Why are you applying for The Elevate Prize?
Salaries for the two senior team members. By on boarding these two new hires Friendship Bench will be in a stronger position to implement its scale up strategy and leverage digital technology. The Elevate Prize will also enable our team to provide more robust technical support to Malawi, Zanzibar and Kenya as we scale.
Our team would further benefit from further professional management and development services and connections with influencers mentioned above.
As the main voice of friendship bench I would benefit from a tailored marketing and campaign strategy which will ultimately increase our visibility fund raising abilities.
In which of the following areas do you most need partners or support?
Please explain in more detail here.
As we expand we will need a predictable funding and revenue model. Although we are currently working with a Franchise model we are still fine tuning this approach and would need support.
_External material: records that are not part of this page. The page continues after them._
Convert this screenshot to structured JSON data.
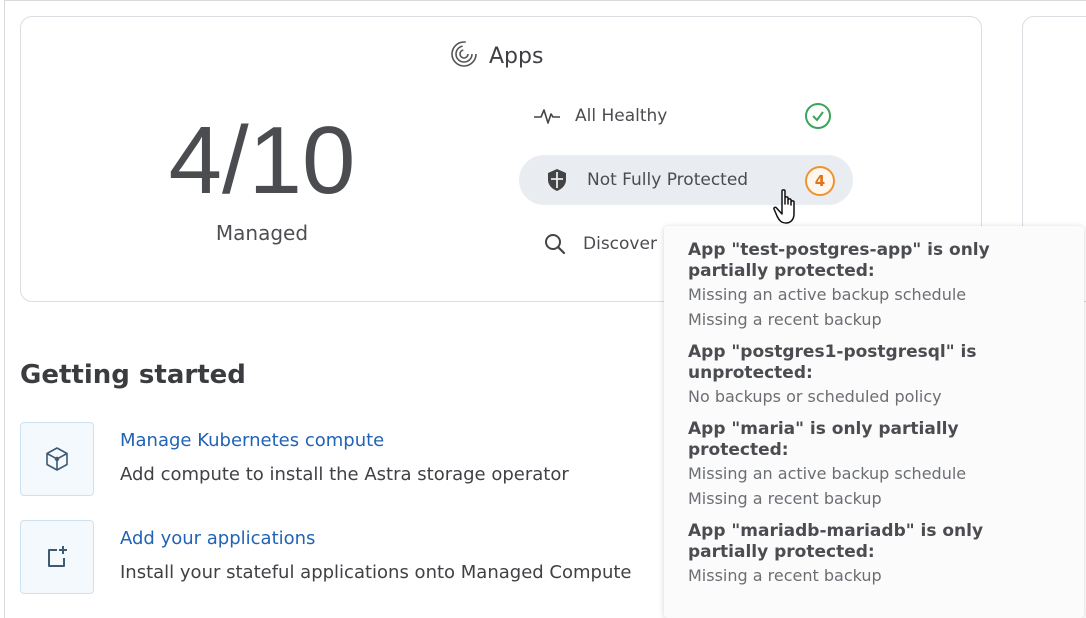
{
  "apps_card": {
    "title": "Apps",
    "managed_count": "4/10",
    "managed_label": "Managed",
    "status": [
      {
        "label": "All Healthy",
        "icon": "heartbeat-icon",
        "badge": "check-icon"
      },
      {
        "label": "Not Fully Protected",
        "icon": "shield-icon",
        "badge_count": "4"
      },
      {
        "label": "Discover",
        "icon": "search-icon"
      }
    ]
  },
  "tooltip": {
    "items": [
      {
        "title": "App \"test-postgres-app\" is only partially protected:",
        "lines": [
          "Missing an active backup schedule",
          "Missing a recent backup"
        ]
      },
      {
        "title": "App \"postgres1-postgresql\" is unprotected:",
        "lines": [
          "No backups or scheduled policy"
        ]
      },
      {
        "title": "App \"maria\" is only partially protected:",
        "lines": [
          "Missing an active backup schedule",
          "Missing a recent backup"
        ]
      },
      {
        "title": "App \"mariadb-mariadb\" is only partially protected:",
        "lines": [
          "Missing a recent backup"
        ]
      }
    ]
  },
  "getting_started": {
    "heading": "Getting started",
    "items": [
      {
        "link": "Manage Kubernetes compute",
        "description": "Add compute to install the Astra storage operator",
        "icon": "cube-icon"
      },
      {
        "link": "Add your applications",
        "description": "Install your stateful applications onto Managed Compute",
        "icon": "add-app-icon"
      }
    ]
  },
  "colors": {
    "link": "#2163b6",
    "healthy": "#3aa45a",
    "warning": "#f0932f",
    "highlight": "#e9edf2"
  }
}
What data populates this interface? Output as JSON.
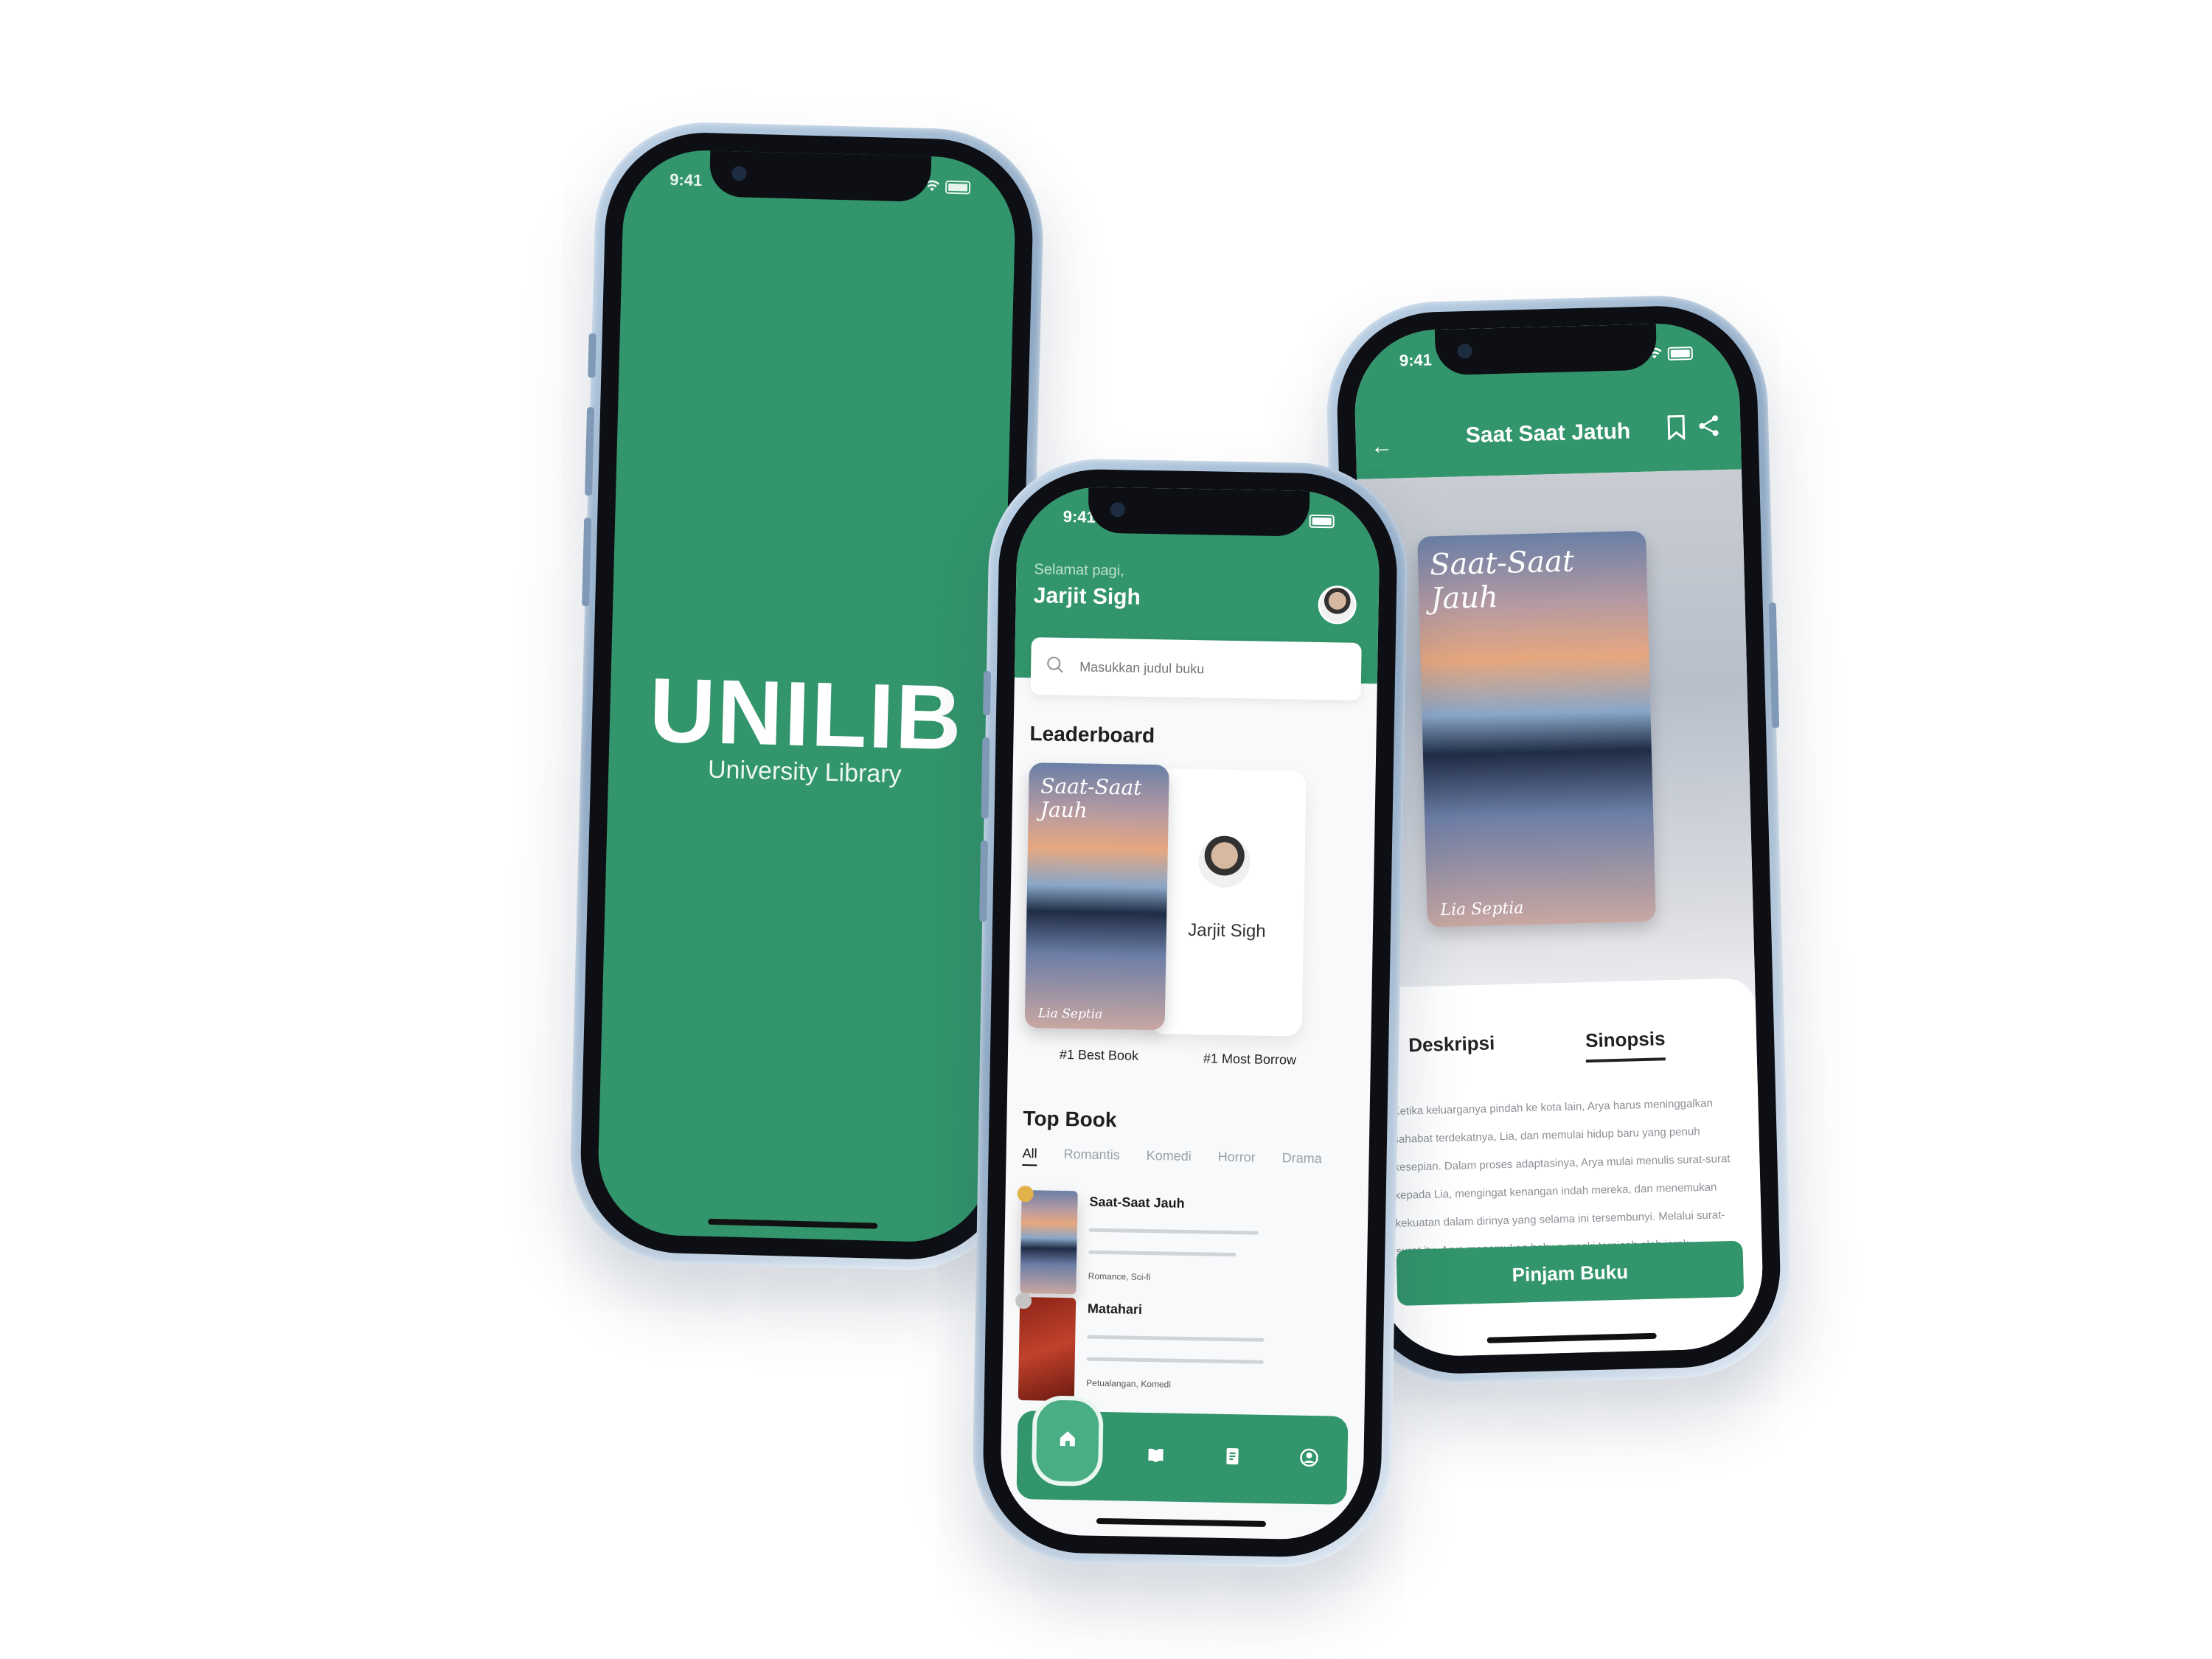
{
  "status": {
    "time": "9:41"
  },
  "splash": {
    "title": "UNILIB",
    "subtitle": "University Library"
  },
  "home": {
    "greeting": "Selamat pagi,",
    "user_name": "Jarjit Sigh",
    "search_placeholder": "Masukkan judul buku",
    "leaderboard_title": "Leaderboard",
    "best_book_label": "#1 Best Book",
    "best_book": {
      "title": "Saat-Saat Jauh",
      "author": "Lia Septia"
    },
    "most_borrow_name": "Jarjit Sigh",
    "most_borrow_label": "#1 Most Borrow",
    "top_book_title": "Top Book",
    "categories": [
      "All",
      "Romantis",
      "Komedi",
      "Horror",
      "Drama"
    ],
    "top_books": [
      {
        "title": "Saat-Saat Jauh",
        "meta": "Romance, Sci-fi",
        "badge_color": "#e3b34a"
      },
      {
        "title": "Matahari",
        "meta": "Petualangan, Komedi",
        "badge_color": "#c4c4c4"
      }
    ]
  },
  "detail": {
    "title": "Saat Saat Jatuh",
    "cover": {
      "title": "Saat-Saat Jauh",
      "author": "Lia Septia"
    },
    "tabs": [
      "Deskripsi",
      "Sinopsis"
    ],
    "synopsis": "Ketika keluarganya pindah ke kota lain, Arya harus meninggalkan sahabat terdekatnya, Lia, dan memulai hidup baru yang penuh kesepian. Dalam proses adaptasinya, Arya mulai menulis surat-surat kepada Lia, mengingat kenangan indah mereka, dan menemukan kekuatan dalam dirinya yang selama ini tersembunyi. Melalui surat-surat itu, Arya menemukan bahwa meski terpisah oleh jarak",
    "borrow_button": "Pinjam Buku"
  },
  "colors": {
    "primary": "#32956b",
    "primary_light": "#4aae84",
    "frame": "#8fa9c4"
  },
  "icons": [
    "search-icon",
    "home-icon",
    "book-icon",
    "document-icon",
    "profile-icon",
    "back-arrow-icon",
    "bookmark-icon",
    "share-icon"
  ]
}
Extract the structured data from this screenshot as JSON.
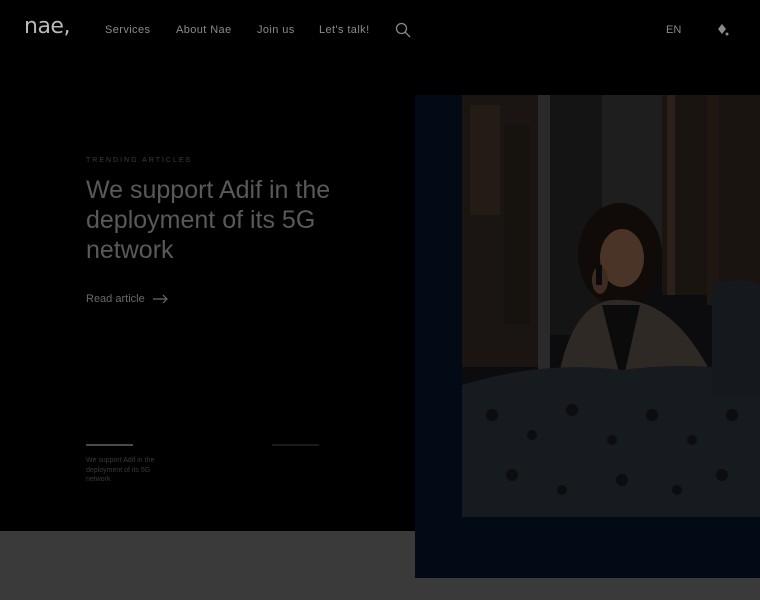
{
  "header": {
    "logo": "nae,",
    "nav": [
      {
        "label": "Services"
      },
      {
        "label": "About Nae"
      },
      {
        "label": "Join us"
      },
      {
        "label": "Let's talk!"
      }
    ],
    "lang": "EN"
  },
  "hero": {
    "kicker": "TRENDING ARTICLES",
    "headline": "We support Adif in the deployment of its 5G network",
    "cta": "Read article"
  },
  "slider": [
    {
      "text": "We support Adif in the deployment of its 5G network",
      "active": true
    },
    {
      "text": "",
      "active": false
    }
  ],
  "colors": {
    "background": "#000000",
    "bottom_strip": "#3a3a3a",
    "photo_frame": "#020a16",
    "text_dim": "#595959"
  }
}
We are in need of hiring the right people with experience to take us to the next level particularly within the implementation and scale of the model.
Our monitoring and evaluation needs to be designed to manage big data as we increase the number of grandmothers and clients that we see.
What organizations would you like to partner with, and how would you like to partner with them?
We need an organisation that can provide input in putting together a systematic way of raising funds. Currently we are getting some support through the DRK foundation but our team would benefit from further support in this area.
We need organisations that can help identify the kind of people we would need to take our approach to the scale stage. An organisation that could provide both digital expertise and use of electronic packages for M&E would be helpful.